§ REQUIRED ACTION
Would you please copy every line below that includes the string "Matching"?

Records excerpted from a collection
· · · · · · ·

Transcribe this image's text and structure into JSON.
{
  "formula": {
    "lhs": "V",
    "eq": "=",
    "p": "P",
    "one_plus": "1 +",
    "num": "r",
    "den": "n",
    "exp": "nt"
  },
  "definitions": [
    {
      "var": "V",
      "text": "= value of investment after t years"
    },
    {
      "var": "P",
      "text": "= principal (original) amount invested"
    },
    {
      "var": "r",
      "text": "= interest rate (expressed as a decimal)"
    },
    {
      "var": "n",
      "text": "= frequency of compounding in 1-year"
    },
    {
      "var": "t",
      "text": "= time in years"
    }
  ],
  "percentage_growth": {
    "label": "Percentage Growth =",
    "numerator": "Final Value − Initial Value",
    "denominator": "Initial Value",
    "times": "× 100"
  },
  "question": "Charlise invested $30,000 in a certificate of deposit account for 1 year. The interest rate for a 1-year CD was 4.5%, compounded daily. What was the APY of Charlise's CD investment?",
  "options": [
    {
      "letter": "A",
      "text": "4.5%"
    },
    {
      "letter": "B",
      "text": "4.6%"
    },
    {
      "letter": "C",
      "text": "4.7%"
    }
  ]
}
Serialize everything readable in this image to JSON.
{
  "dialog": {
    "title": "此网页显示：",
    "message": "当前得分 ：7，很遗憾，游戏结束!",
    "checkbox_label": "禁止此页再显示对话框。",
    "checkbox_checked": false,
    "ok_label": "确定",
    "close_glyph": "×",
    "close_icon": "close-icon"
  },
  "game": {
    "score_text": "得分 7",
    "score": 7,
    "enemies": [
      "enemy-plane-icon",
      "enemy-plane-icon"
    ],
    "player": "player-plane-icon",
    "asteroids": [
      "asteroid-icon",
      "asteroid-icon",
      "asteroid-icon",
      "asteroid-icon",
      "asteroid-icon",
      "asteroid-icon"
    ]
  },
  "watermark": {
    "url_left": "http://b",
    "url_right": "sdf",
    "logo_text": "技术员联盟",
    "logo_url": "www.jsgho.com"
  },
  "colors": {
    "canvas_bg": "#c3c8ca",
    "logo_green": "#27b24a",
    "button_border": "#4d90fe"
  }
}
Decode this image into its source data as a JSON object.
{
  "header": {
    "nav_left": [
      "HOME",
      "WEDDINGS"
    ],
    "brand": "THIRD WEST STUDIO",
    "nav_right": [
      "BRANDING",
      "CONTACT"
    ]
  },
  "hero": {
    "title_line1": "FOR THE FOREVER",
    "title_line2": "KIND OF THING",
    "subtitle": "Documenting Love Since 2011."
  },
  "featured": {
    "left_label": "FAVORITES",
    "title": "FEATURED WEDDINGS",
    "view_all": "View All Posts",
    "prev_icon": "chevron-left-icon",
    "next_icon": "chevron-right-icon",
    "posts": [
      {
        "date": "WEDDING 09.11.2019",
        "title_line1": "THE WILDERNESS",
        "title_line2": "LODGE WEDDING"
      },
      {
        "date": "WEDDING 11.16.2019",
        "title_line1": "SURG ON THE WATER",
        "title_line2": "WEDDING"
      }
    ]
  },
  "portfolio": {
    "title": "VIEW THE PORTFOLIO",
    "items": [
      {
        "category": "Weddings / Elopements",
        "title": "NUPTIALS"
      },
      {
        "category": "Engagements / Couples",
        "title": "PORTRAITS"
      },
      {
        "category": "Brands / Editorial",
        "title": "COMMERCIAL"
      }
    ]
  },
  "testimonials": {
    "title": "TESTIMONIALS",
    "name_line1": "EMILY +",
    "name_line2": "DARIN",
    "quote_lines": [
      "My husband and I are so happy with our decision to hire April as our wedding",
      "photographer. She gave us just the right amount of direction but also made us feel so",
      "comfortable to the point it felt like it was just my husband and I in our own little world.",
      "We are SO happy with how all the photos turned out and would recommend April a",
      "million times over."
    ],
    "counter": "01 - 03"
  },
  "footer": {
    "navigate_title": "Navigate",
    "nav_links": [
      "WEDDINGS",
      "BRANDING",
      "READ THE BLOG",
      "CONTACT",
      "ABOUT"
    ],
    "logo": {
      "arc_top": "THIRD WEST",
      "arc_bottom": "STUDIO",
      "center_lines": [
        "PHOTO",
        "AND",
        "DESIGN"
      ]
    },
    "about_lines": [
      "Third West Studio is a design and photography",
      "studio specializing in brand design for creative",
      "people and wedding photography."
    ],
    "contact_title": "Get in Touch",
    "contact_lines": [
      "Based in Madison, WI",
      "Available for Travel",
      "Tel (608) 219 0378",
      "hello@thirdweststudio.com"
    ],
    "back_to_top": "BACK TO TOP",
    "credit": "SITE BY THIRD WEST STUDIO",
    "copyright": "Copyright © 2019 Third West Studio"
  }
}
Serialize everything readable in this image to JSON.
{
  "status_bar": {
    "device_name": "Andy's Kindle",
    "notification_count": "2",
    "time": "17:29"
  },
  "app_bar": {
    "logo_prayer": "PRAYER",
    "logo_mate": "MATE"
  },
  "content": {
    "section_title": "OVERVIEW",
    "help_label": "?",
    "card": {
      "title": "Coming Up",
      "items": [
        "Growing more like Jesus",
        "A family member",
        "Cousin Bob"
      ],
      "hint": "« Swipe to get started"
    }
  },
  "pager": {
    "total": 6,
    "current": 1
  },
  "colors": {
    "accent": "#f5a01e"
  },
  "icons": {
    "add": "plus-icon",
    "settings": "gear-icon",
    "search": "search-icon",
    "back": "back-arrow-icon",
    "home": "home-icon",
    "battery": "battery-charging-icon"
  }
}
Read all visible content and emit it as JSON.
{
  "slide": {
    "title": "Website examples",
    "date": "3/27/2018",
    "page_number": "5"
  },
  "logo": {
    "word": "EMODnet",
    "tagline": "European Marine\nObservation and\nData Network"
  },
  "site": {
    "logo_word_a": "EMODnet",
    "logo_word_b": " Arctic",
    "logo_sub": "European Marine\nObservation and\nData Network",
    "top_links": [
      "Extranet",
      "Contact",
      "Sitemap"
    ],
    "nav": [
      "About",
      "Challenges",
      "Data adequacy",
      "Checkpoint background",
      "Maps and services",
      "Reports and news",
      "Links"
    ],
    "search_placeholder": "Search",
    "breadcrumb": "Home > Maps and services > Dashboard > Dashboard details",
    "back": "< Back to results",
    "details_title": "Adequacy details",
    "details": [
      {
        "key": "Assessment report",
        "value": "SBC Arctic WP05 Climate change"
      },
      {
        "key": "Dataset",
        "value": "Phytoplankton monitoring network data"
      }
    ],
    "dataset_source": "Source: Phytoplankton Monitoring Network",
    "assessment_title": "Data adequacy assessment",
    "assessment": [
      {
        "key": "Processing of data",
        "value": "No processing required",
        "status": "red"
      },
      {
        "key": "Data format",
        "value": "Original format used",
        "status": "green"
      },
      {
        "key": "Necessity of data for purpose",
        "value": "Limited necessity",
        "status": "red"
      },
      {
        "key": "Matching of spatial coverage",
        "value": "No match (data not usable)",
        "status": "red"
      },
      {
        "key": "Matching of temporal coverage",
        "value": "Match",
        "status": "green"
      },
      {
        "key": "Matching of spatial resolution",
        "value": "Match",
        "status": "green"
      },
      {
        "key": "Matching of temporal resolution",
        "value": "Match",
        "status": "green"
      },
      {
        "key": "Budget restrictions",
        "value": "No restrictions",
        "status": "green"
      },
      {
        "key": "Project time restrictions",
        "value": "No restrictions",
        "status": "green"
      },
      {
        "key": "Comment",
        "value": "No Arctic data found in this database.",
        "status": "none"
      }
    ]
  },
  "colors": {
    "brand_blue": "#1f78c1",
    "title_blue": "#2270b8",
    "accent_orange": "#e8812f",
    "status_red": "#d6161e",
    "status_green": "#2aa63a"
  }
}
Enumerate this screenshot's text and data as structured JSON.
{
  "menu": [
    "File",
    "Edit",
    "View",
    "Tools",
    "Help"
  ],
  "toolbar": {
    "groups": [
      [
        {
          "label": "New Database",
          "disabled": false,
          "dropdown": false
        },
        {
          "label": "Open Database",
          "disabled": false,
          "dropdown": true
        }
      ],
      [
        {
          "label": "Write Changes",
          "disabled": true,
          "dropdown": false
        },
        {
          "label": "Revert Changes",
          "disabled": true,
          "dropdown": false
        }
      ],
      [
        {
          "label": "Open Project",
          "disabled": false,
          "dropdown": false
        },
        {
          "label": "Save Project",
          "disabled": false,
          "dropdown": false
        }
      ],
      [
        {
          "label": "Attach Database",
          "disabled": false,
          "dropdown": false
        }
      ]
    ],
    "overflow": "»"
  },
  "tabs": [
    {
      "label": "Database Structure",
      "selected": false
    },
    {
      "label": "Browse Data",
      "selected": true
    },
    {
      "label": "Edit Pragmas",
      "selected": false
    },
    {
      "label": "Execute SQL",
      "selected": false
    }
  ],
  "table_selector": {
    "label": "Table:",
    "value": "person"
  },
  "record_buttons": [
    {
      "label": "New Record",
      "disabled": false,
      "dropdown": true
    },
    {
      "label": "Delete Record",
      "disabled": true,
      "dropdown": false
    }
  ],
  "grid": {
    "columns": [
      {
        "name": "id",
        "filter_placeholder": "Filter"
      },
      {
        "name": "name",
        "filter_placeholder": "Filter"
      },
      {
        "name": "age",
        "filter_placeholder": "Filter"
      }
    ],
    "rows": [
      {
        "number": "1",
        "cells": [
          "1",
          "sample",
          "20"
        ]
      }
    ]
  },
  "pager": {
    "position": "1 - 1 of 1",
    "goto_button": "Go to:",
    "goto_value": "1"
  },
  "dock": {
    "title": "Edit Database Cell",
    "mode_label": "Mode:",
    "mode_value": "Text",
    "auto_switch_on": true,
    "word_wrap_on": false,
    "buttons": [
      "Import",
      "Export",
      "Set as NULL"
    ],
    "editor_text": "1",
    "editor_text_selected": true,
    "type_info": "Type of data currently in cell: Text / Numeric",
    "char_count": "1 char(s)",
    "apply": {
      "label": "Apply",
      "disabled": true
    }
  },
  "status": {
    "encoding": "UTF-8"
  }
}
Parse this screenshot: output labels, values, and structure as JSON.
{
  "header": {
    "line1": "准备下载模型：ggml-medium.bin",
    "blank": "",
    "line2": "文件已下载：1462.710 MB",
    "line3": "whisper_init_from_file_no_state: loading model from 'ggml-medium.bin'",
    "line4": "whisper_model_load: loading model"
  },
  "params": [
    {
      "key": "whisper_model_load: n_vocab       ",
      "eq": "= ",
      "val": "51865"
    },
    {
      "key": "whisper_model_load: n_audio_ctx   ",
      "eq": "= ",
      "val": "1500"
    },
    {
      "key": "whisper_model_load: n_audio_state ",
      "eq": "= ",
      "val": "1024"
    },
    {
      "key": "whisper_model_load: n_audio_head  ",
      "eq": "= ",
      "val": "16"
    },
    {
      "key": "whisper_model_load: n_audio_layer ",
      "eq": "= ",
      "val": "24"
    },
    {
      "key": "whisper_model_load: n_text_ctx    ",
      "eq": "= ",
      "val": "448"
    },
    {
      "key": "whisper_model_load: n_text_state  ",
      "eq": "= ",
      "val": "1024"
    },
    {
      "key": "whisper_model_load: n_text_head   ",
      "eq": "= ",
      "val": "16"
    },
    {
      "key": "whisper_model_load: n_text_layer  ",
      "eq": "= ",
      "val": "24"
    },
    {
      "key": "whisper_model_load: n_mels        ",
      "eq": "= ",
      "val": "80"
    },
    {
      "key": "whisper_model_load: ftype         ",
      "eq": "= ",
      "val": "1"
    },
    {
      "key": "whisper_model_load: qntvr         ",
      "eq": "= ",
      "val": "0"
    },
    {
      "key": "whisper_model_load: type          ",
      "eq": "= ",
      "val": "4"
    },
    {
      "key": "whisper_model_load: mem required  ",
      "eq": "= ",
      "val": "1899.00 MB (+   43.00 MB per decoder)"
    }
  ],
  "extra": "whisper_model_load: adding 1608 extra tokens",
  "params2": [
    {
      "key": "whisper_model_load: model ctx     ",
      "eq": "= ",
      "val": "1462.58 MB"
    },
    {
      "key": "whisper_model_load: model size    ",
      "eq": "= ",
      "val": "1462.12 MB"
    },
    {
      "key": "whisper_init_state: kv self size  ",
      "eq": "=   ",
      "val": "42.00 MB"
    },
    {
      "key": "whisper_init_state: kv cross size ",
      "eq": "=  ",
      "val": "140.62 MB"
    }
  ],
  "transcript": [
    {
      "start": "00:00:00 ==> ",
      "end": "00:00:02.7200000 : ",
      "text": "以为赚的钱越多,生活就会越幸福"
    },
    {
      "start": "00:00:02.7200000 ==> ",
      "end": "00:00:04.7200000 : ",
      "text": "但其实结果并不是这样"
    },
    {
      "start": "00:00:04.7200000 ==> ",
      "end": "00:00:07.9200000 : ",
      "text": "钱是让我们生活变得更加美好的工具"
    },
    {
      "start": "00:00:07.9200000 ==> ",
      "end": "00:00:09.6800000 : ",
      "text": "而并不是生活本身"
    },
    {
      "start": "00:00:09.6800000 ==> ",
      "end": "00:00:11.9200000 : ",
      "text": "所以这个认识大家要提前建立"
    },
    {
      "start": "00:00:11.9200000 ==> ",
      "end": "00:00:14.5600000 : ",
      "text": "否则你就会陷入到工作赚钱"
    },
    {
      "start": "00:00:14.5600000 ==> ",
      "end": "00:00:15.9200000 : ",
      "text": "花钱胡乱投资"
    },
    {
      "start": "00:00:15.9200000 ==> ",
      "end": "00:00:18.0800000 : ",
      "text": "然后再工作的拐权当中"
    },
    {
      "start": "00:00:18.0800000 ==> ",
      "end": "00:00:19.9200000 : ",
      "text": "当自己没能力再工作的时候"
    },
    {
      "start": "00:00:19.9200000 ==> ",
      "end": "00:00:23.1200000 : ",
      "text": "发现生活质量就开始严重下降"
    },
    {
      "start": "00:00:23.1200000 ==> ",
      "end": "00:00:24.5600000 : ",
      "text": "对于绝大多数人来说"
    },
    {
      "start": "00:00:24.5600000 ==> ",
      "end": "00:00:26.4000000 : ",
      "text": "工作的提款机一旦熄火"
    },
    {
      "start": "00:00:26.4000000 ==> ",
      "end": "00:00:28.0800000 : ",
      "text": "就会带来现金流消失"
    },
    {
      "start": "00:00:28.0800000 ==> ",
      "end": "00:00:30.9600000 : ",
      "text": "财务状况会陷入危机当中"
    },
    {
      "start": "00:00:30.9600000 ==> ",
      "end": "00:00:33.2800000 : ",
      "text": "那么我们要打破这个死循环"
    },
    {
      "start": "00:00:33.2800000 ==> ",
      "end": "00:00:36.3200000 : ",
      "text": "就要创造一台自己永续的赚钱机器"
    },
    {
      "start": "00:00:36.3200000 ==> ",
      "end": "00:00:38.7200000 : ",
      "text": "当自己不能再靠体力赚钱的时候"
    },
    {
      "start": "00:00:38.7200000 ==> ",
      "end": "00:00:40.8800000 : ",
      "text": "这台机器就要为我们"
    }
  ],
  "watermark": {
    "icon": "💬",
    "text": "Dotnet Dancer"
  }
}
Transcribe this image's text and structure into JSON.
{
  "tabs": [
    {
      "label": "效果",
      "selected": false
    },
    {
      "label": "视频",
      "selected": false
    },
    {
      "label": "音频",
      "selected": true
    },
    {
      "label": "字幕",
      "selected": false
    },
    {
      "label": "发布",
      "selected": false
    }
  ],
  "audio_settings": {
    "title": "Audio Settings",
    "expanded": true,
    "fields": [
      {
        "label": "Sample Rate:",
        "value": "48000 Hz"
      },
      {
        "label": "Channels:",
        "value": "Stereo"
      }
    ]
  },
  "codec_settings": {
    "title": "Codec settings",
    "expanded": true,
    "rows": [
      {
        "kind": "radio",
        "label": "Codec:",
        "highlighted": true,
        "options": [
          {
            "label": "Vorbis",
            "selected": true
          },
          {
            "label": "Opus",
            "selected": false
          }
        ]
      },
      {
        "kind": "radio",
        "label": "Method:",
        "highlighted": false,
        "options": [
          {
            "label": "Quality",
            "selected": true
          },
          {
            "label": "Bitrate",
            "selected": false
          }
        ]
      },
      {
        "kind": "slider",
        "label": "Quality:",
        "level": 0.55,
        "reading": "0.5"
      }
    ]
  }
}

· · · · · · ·

§ PROBLEM SOLUTION
        "key": "Matching of spatial coverage",
        "key": "Matching of temporal coverage",
        "key": "Matching of spatial resolution",
        "key": "Matching of temporal resolution",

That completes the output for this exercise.